Your assignment: How many lines of the data contain the string "والخيرات"? Write the number and nothing more.

Segment Start: Dataset excerpts

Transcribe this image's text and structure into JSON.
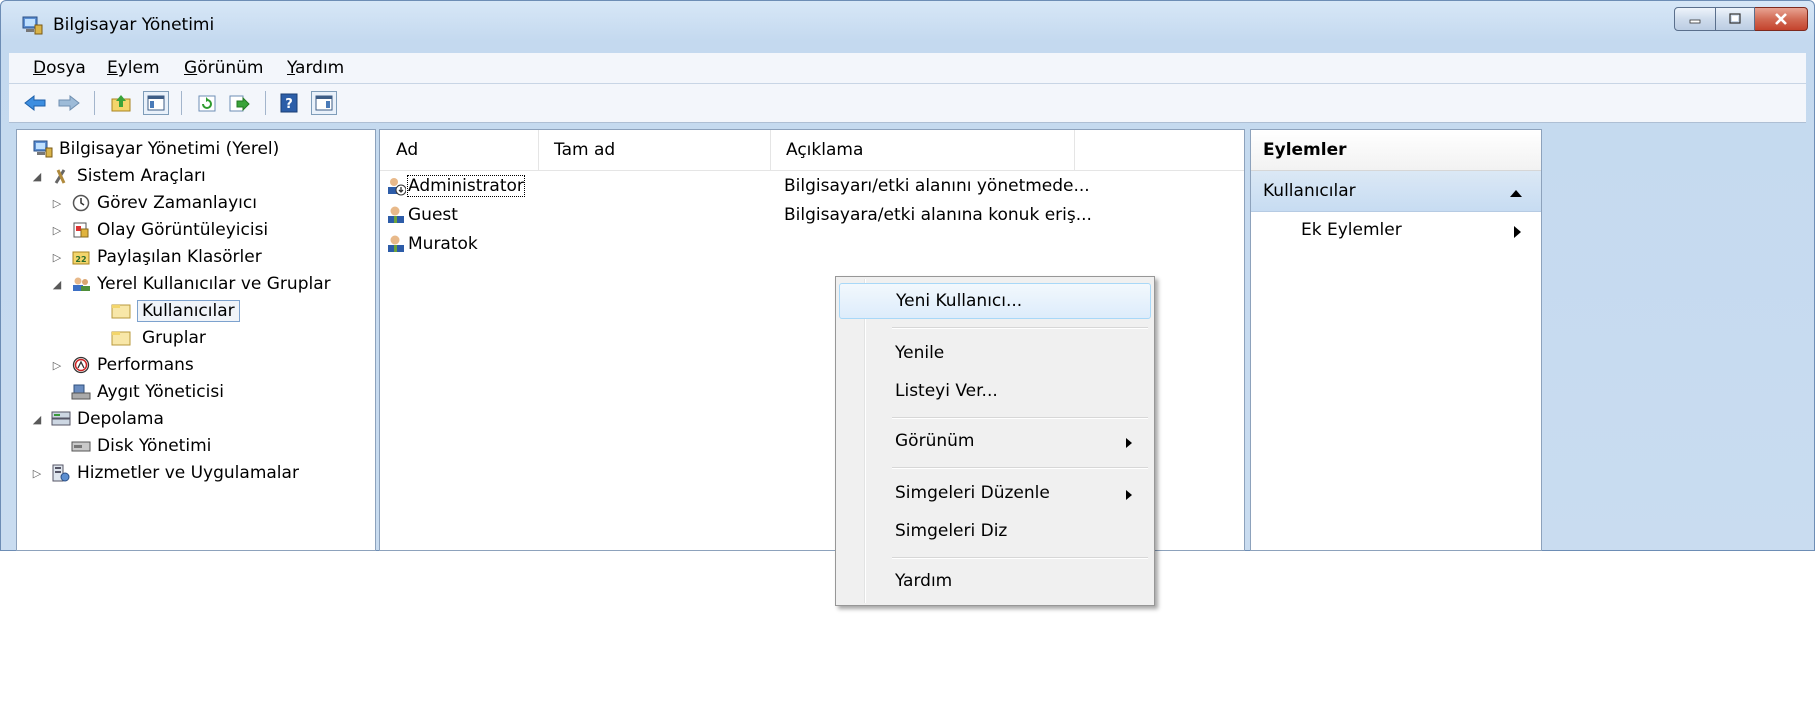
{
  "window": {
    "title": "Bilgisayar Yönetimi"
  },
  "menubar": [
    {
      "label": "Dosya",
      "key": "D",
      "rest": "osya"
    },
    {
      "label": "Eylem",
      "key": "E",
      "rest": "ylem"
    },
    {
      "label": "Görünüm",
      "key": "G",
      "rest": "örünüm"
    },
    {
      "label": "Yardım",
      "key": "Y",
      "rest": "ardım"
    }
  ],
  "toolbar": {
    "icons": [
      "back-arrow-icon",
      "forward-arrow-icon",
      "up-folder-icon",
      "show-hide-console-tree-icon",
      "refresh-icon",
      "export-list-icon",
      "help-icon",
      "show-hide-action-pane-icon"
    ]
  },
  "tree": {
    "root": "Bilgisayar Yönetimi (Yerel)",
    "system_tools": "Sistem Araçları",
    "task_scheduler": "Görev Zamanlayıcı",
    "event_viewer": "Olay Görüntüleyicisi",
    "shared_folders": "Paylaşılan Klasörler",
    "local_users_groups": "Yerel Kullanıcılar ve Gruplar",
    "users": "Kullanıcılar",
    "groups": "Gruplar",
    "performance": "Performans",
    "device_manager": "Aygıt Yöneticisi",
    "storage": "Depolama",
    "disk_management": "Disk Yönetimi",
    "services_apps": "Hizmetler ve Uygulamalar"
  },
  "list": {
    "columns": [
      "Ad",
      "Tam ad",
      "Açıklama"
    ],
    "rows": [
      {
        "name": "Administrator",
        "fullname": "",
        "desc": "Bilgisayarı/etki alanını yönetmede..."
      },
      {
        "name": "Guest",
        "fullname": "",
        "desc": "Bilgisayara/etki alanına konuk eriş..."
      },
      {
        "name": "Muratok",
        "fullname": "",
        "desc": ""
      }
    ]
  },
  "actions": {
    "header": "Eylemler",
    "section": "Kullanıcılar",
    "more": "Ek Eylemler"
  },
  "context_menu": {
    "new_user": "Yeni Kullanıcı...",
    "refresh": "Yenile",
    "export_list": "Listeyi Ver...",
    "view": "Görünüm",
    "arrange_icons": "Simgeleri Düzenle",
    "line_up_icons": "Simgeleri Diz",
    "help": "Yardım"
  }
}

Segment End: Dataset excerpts
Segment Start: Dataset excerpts

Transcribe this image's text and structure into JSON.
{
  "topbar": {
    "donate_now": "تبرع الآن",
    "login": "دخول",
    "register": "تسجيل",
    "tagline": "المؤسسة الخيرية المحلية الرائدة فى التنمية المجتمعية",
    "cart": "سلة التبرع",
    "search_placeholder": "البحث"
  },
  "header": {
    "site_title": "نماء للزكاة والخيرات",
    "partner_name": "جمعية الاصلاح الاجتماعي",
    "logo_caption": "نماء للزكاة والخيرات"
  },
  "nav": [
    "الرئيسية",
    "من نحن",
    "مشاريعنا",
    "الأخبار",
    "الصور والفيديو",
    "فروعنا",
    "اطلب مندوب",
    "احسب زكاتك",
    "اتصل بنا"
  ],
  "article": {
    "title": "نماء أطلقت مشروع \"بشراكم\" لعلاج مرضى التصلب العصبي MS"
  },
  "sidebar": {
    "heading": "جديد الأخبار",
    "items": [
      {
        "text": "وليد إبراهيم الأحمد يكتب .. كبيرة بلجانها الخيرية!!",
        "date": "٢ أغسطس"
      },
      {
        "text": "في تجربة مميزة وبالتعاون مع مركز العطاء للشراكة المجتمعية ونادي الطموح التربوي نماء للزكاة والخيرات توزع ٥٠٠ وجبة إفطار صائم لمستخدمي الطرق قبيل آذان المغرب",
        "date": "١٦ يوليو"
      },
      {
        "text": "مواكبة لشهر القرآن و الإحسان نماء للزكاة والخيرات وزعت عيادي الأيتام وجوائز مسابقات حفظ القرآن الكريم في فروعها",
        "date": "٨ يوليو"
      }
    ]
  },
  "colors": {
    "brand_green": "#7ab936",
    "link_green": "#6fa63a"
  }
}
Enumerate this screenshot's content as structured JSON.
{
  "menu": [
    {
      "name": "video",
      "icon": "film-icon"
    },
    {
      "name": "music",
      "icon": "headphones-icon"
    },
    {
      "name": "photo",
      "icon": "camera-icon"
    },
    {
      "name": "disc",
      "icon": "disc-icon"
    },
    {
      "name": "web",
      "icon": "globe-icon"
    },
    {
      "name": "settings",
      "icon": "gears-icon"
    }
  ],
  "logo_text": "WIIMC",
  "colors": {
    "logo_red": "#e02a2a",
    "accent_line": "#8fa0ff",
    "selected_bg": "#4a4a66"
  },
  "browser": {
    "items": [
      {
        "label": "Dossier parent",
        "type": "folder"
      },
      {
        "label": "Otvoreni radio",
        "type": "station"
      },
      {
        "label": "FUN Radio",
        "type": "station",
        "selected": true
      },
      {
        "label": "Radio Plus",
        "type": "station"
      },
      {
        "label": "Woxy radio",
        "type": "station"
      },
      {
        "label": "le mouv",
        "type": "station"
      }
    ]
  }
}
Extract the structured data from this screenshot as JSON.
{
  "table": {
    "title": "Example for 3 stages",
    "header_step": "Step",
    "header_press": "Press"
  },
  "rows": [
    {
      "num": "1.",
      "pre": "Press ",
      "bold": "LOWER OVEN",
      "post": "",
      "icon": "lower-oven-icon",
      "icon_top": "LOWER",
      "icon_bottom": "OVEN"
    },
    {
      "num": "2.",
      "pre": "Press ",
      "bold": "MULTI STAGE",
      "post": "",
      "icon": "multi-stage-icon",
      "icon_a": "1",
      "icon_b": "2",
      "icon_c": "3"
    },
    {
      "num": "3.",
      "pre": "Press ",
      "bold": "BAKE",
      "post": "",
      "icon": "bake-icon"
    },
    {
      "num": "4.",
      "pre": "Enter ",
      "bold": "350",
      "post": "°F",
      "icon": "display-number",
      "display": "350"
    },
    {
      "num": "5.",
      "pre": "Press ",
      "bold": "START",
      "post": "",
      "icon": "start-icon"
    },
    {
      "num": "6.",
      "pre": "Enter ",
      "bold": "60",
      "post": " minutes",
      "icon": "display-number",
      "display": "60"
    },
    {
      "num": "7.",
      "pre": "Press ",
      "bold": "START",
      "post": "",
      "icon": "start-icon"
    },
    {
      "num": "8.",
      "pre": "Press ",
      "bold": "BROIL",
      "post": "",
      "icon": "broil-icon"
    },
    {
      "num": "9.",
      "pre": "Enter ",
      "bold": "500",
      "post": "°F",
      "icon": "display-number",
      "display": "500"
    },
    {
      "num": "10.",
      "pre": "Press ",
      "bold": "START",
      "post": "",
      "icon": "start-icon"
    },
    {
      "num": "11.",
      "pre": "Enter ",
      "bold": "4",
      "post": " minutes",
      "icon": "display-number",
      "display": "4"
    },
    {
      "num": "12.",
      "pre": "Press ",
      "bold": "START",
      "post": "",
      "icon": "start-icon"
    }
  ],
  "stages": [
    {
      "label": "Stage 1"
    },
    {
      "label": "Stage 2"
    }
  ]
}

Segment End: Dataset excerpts

Problem solution: 4